India and the United Nations have said 5.1 million adults are infected with the HIV virus here, the second-highest number in the world after South Africa.

Child sufferers are not included in that figure, but the government's AIDS control agency said 60,000 Indian children have the virus, while independent organizations have said the number may be closer to 100,000.

It was unclear how those numbers rank in comparison to other countries, but a report released Wednesday by Human Rights Watch said the Indian government is putting millions at risk by ignoring such children.

"Children affected by HIV/AIDS are being discriminated against in education and health services, denied care by orphanages, and pushed onto the streets and into the worst forms of child labor," Zama Coursen-Neff, the author of the report, told The Associated Press in an interview.

When a parent is infected, children drop out of school to care for them, or go to work to replace the lost income, until they become orphans, she said.

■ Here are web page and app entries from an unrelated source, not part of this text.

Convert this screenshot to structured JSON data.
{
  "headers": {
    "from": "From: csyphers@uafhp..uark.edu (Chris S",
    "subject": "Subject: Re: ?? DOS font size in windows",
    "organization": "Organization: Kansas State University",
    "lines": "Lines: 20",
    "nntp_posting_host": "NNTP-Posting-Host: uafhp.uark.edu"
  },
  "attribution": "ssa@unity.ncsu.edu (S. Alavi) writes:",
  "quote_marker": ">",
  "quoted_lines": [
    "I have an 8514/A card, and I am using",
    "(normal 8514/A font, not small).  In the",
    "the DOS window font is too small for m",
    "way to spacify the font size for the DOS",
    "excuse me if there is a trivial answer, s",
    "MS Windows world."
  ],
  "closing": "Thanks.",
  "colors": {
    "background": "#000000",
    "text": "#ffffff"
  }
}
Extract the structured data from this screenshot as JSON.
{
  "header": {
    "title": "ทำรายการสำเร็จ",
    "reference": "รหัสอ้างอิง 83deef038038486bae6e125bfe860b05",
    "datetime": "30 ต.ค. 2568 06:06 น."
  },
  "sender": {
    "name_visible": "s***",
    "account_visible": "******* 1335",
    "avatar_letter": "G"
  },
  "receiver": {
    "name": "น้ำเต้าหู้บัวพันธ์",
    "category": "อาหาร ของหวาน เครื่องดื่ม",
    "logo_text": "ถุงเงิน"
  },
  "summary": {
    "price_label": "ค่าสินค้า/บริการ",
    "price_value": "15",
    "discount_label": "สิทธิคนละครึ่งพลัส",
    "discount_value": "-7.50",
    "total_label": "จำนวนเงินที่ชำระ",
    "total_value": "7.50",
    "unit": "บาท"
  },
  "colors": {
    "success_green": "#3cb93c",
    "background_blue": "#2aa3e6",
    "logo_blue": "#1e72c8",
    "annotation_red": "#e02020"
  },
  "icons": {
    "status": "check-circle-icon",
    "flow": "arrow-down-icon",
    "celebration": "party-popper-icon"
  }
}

"Many doctors refuse to treat or even touch HIV-positive children," Human Rights Watch said. "Some schools expel or segregate children because they or their parents are HIV-positive."

The report urged the Indian government to adopt laws banning discrimination, specifically ensuring that no child is kept out of school. It also called on the state to care for all children whose parents are unable to provide for them because of the disease, and suggested an extensive public information campaign.

In India, the virus initially infected prostitutes, their clients, drug addicts, and both homosexual and bisexual men. But it has spread to housewives, some of whom were infected by husbands who may have visited a prostitute or may be bisexual.

In a society where females are already undervalued — receiving less food, education and medical care — contracting the HIV virus is an additional burden because of the scarce resources available to them.

This was evident in Rupa's case. Rupa's mother died of AIDS 10 years after she contracted the disease from her husband, who was a truck driver. Her two children were also infected.

"Rupa's younger brother, who has also tested positive, was taken back to the village by the children's father. But he left Rupa at our doorstep, saying the villagers would not welcome a girl child," said Doe Nair, head of the women's group that runs the children's home.

Almost all the girls at the government-funded home have been abandoned by their families after testing positive for HIV, Nair said.

"The premium for a male child is so high in Indian society that families are ready to spend on his medical treatment and care," Nair said.

AIDS activists say young girls, orphaned after the death of their parents, are often thrown out of their homes and eventually pushed into prostitution.

At the mercy of pimps and brothel owners, they cannot insist that clients use a condom, said Anjali Gopalan, executive director of the Naz Foundation, a health agency that runs one of the few private clinics for AIDS patients in New Delhi.

"The discrimination that girls with HIV/AIDS face in the home, community and at the work place has remained largely invisible to government policy makers. There are no programs that focus on their problems," said Kousalya Perisamy of the Positive Women Network, an activist group working in southern Tamil Nadu state.

Meenakshi Dutta-Ghosh, who heads the Indian government's National AIDS Control Organization, said the government may have ignored children with HIV in the past, but she argued that health authorities have refocused their prevention and care programs in the last two years.

"Earlier, for whatever reason, children were not a priority. This has changed. We are looking at children and young people as a category of focused attention," Dutta-Ghosh said.

The government had not given a figure for the number of child victims before, but Dutta-Ghosh offered the 60,000 estimate in an interview this week.

She said the government was working with independent groups and state welfare programs to reach children outside the regular school network, including street children, dropouts and child prostitutes.

But Gopalan called for laws to require protection of children with the disease. "There has to be a sustained effort at sensitizing officials, doctors, teachers, people at all levels," she said. "There's a long battle ahead."